• **DESCRIPTION OF THE TASK**
A verbatim repeat of the lines below is required, with the pictures removed.
※
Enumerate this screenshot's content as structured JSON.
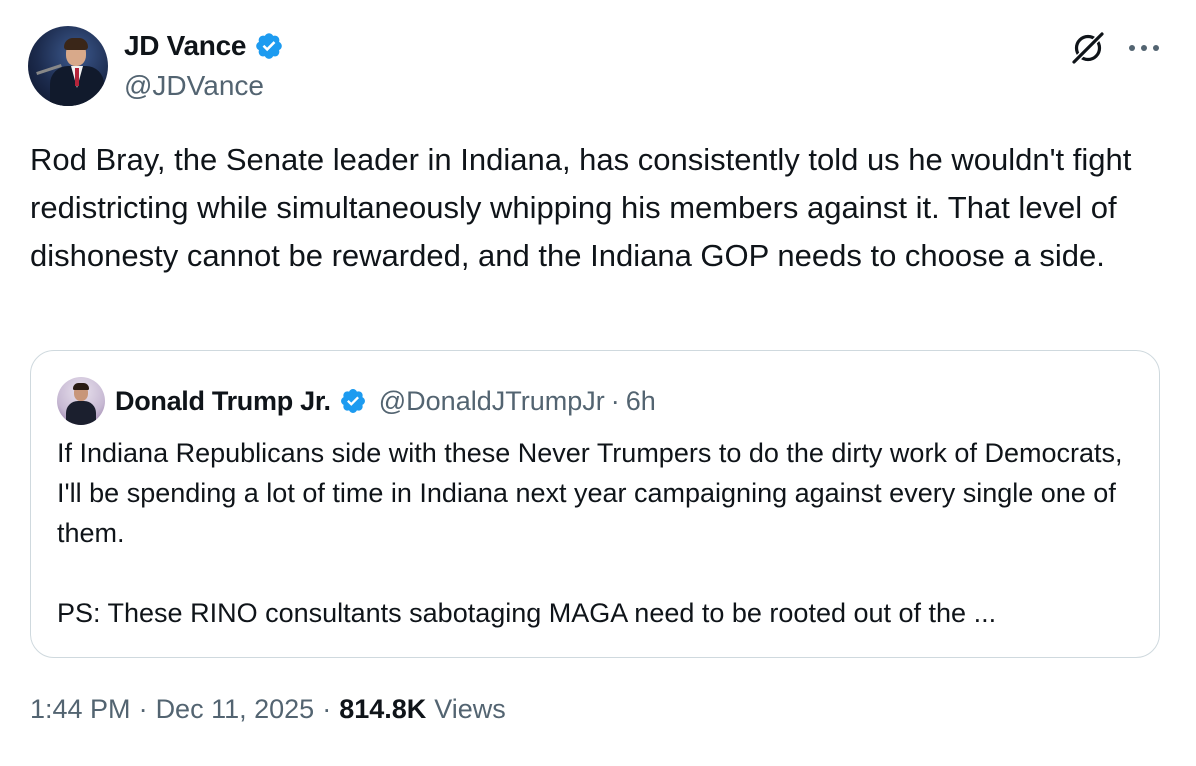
{
  "author": {
    "display_name": "JD Vance",
    "handle": "@JDVance",
    "verified": true
  },
  "tweet": {
    "text": "Rod Bray, the Senate leader in Indiana, has consistently told us he wouldn't fight redistricting while simultaneously whipping his members against it. That level of dishonesty cannot be rewarded, and the Indiana GOP needs to choose a side."
  },
  "quoted_tweet": {
    "display_name": "Donald Trump Jr.",
    "handle": "@DonaldJTrumpJr",
    "separator": "·",
    "time": "6h",
    "verified": true,
    "paragraphs": [
      "If Indiana Republicans side with these Never Trumpers to do the dirty work of Democrats, I'll be spending a lot of time in Indiana next year campaigning against every single one of them.",
      "PS: These RINO consultants sabotaging MAGA need to be rooted out of the ..."
    ]
  },
  "footer": {
    "time": "1:44 PM",
    "separator": "·",
    "date": "Dec 11, 2025",
    "views_count": "814.8K",
    "views_label": "Views"
  },
  "icons": {
    "verified_color": "#1d9bf0",
    "grok": "grok-icon",
    "more": "more-icon"
  },
  "colors": {
    "text_primary": "#0f1419",
    "text_secondary": "#536471",
    "border": "#cfd9de"
  }
}
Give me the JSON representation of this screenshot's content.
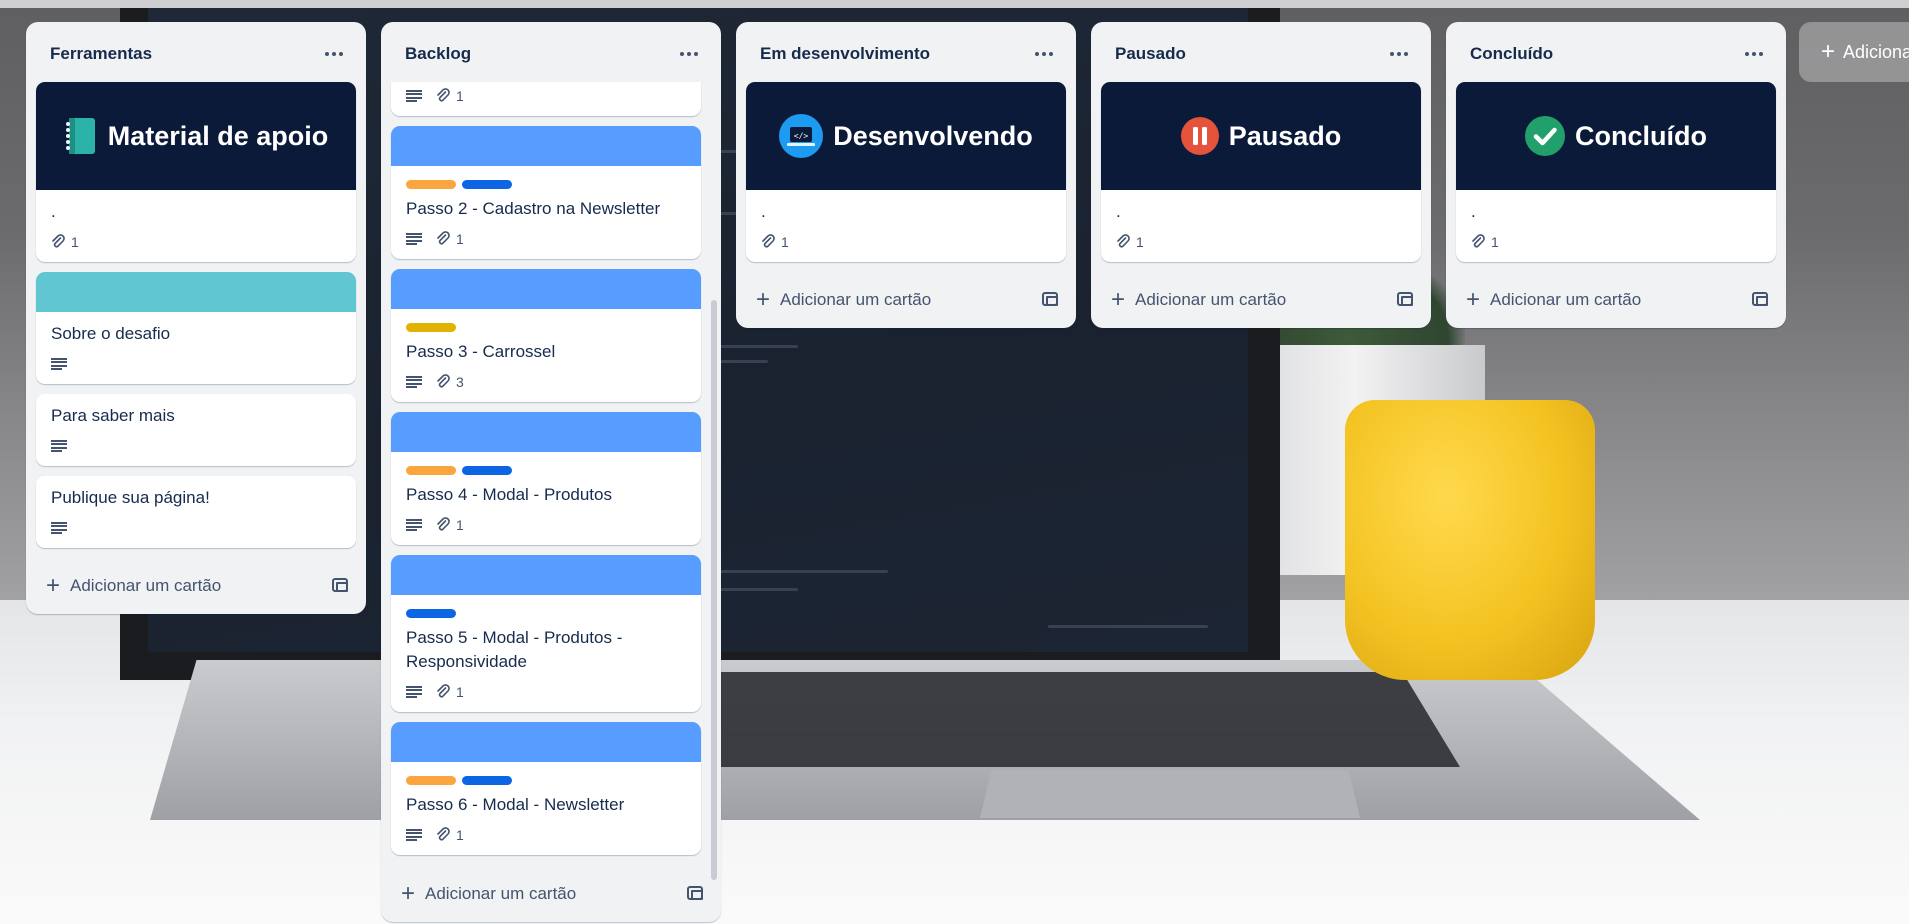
{
  "board": {
    "lists": [
      {
        "title": "Ferramentas",
        "cards": [
          {
            "cover_text": "Material de apoio",
            "title": ".",
            "attachments": "1"
          },
          {
            "title": "Sobre o desafio"
          },
          {
            "title": "Para saber mais"
          },
          {
            "title": "Publique sua página!"
          }
        ]
      },
      {
        "title": "Backlog",
        "cards": [
          {
            "attachments": "1"
          },
          {
            "title": "Passo 2 - Cadastro na Newsletter",
            "attachments": "1"
          },
          {
            "title": "Passo 3 - Carrossel",
            "attachments": "3"
          },
          {
            "title": "Passo 4 - Modal - Produtos",
            "attachments": "1"
          },
          {
            "title": "Passo 5 - Modal - Produtos - Responsividade",
            "attachments": "1"
          },
          {
            "title": "Passo 6 - Modal - Newsletter",
            "attachments": "1"
          }
        ]
      },
      {
        "title": "Em desenvolvimento",
        "cards": [
          {
            "cover_text": "Desenvolvendo",
            "title": ".",
            "attachments": "1"
          }
        ]
      },
      {
        "title": "Pausado",
        "cards": [
          {
            "cover_text": "Pausado",
            "title": ".",
            "attachments": "1"
          }
        ]
      },
      {
        "title": "Concluído",
        "cards": [
          {
            "cover_text": "Concluído",
            "title": ".",
            "attachments": "1"
          }
        ]
      }
    ],
    "add_card_label": "Adicionar um cartão",
    "add_list_label": "Adiciona"
  },
  "colors": {
    "list_bg": "#f1f2f4",
    "cover_dark": "#0c1a3a",
    "cover_blue": "#579dff",
    "cover_teal": "#60c6d2",
    "label_orange": "#faa53d",
    "label_blue": "#0c66e4",
    "label_yellow": "#e2b203"
  },
  "icons": {
    "material_de_apoio": "book-icon",
    "desenvolvendo": "code-laptop-icon",
    "pausado": "pause-icon",
    "concluido": "check-circle-icon"
  }
}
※
• **ANSWER FOR THIS EXERCISE**
Enumerate this screenshot's content as structured JSON.
{
  "author": {
    "display_name": "JD Vance",
    "handle": "@JDVance",
    "verified": true
  },
  "tweet": {
    "text": "Rod Bray, the Senate leader in Indiana, has consistently told us he wouldn't fight redistricting while simultaneously whipping his members against it. That level of dishonesty cannot be rewarded, and the Indiana GOP needs to choose a side."
  },
  "quoted_tweet": {
    "display_name": "Donald Trump Jr.",
    "handle": "@DonaldJTrumpJr",
    "separator": "·",
    "time": "6h",
    "verified": true,
    "paragraphs": [
      "If Indiana Republicans side with these Never Trumpers to do the dirty work of Democrats, I'll be spending a lot of time in Indiana next year campaigning against every single one of them.",
      "PS: These RINO consultants sabotaging MAGA need to be rooted out of the ..."
    ]
  },
  "footer": {
    "time": "1:44 PM",
    "separator": "·",
    "date": "Dec 11, 2025",
    "views_count": "814.8K",
    "views_label": "Views"
  },
  "icons": {
    "verified_color": "#1d9bf0",
    "grok": "grok-icon",
    "more": "more-icon"
  },
  "colors": {
    "text_primary": "#0f1419",
    "text_secondary": "#536471",
    "border": "#cfd9de"
  }
}
Give me the JSON representation of this screenshot's content.
{
  "board": {
    "lists": [
      {
        "title": "Ferramentas",
        "cards": [
          {
            "cover_text": "Material de apoio",
            "title": ".",
            "attachments": "1"
          },
          {
            "title": "Sobre o desafio"
          },
          {
            "title": "Para saber mais"
          },
          {
            "title": "Publique sua página!"
          }
        ]
      },
      {
        "title": "Backlog",
        "cards": [
          {
            "attachments": "1"
          },
          {
            "title": "Passo 2 - Cadastro na Newsletter",
            "attachments": "1"
          },
          {
            "title": "Passo 3 - Carrossel",
            "attachments": "3"
          },
          {
            "title": "Passo 4 - Modal - Produtos",
            "attachments": "1"
          },
          {
            "title": "Passo 5 - Modal - Produtos - Responsividade",
            "attachments": "1"
          },
          {
            "title": "Passo 6 - Modal - Newsletter",
            "attachments": "1"
          }
        ]
      },
      {
        "title": "Em desenvolvimento",
        "cards": [
          {
            "cover_text": "Desenvolvendo",
            "title": ".",
            "attachments": "1"
          }
        ]
      },
      {
        "title": "Pausado",
        "cards": [
          {
            "cover_text": "Pausado",
            "title": ".",
            "attachments": "1"
          }
        ]
      },
      {
        "title": "Concluído",
        "cards": [
          {
            "cover_text": "Concluído",
            "title": ".",
            "attachments": "1"
          }
        ]
      }
    ],
    "add_card_label": "Adicionar um cartão",
    "add_list_label": "Adiciona"
  },
  "colors": {
    "list_bg": "#f1f2f4",
    "cover_dark": "#0c1a3a",
    "cover_blue": "#579dff",
    "cover_teal": "#60c6d2",
    "label_orange": "#faa53d",
    "label_blue": "#0c66e4",
    "label_yellow": "#e2b203"
  },
  "icons": {
    "material_de_apoio": "book-icon",
    "desenvolvendo": "code-laptop-icon",
    "pausado": "pause-icon",
    "concluido": "check-circle-icon"
  }
}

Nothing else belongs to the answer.